On pretty much every blog you’ll read written by a foreigner living in China, the main focus is always on those little differences in Chinese and Western thinking. Things like the Chinese inability to queue properly, the non-existent health and safety procedures, the ridiculous bureaucracy… and given that my last post was about what I consider to be “funny Chinese habits”, I’m happy to admit that I’m as guilty as anybody else.
However, whenever you read about it you’re usually reading about it from the foreigner’s perspective, making the Chinese version of things seem very odd. So when I read this guide on Chinese-foreigner misunderstandings written by a Chinese person, it actually gave me a little more perspective, particularly things like this:

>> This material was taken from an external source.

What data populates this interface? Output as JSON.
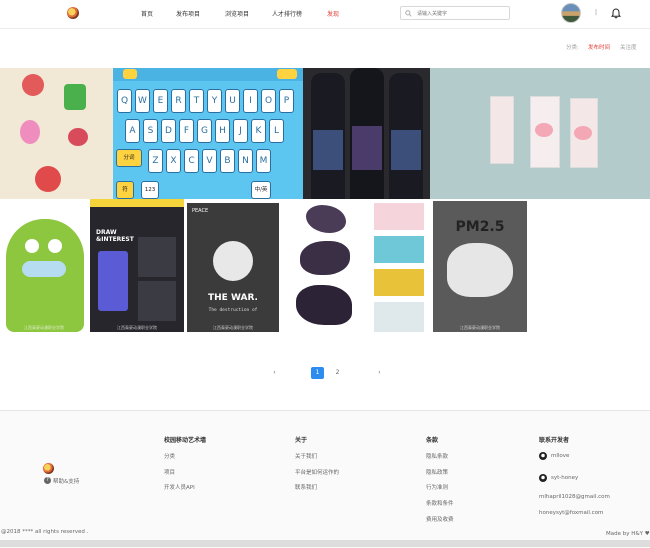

Chinese believe that you needn’t say “thank you” to family members or good friends after they help you, and that saying such a thing actually implies an unfriendly or estranged relationship. But foreigners are accustomed to saying “thank you” when a family member or good friend helps them, and they are taught to use polite language such as “thanks” and “please”. So, when you’re hanging out with foreigners, you definitely don’t want to be ungenerous with your “thank yous”. Not saying “thanks” will cause foreigners to assume that you are shy or impolite.
As an Englishman who was brought up with the maxim “manners maketh man” firmly in mind, I occasionally get a little bit annoyed when people don’t say thank you, especially if I’ve gone to some effort. Apparently, however, their apparent rudeness is in fact a compliment – they’re implying that your relationship is friendly and close enough that the “thank you” is implicit. Subtle, China. Subtle.
Also, I always thought that “laowai” (老外 – a common word Chinese people use to describe foreigners, literally translated “old foreigner”) had a slightly negative connotation to it. Apparently it’s actually a more respectful term – and now I think about it, the reason I thought there was a derogatory connotation to the word is because of the way other 老外 use the word.
There are plenty of other common cultural misunderstandings on the list, including compliments, eye contact and the odd Chinese habit of giving yourself a round of applause. Well worth the read if such things interest you.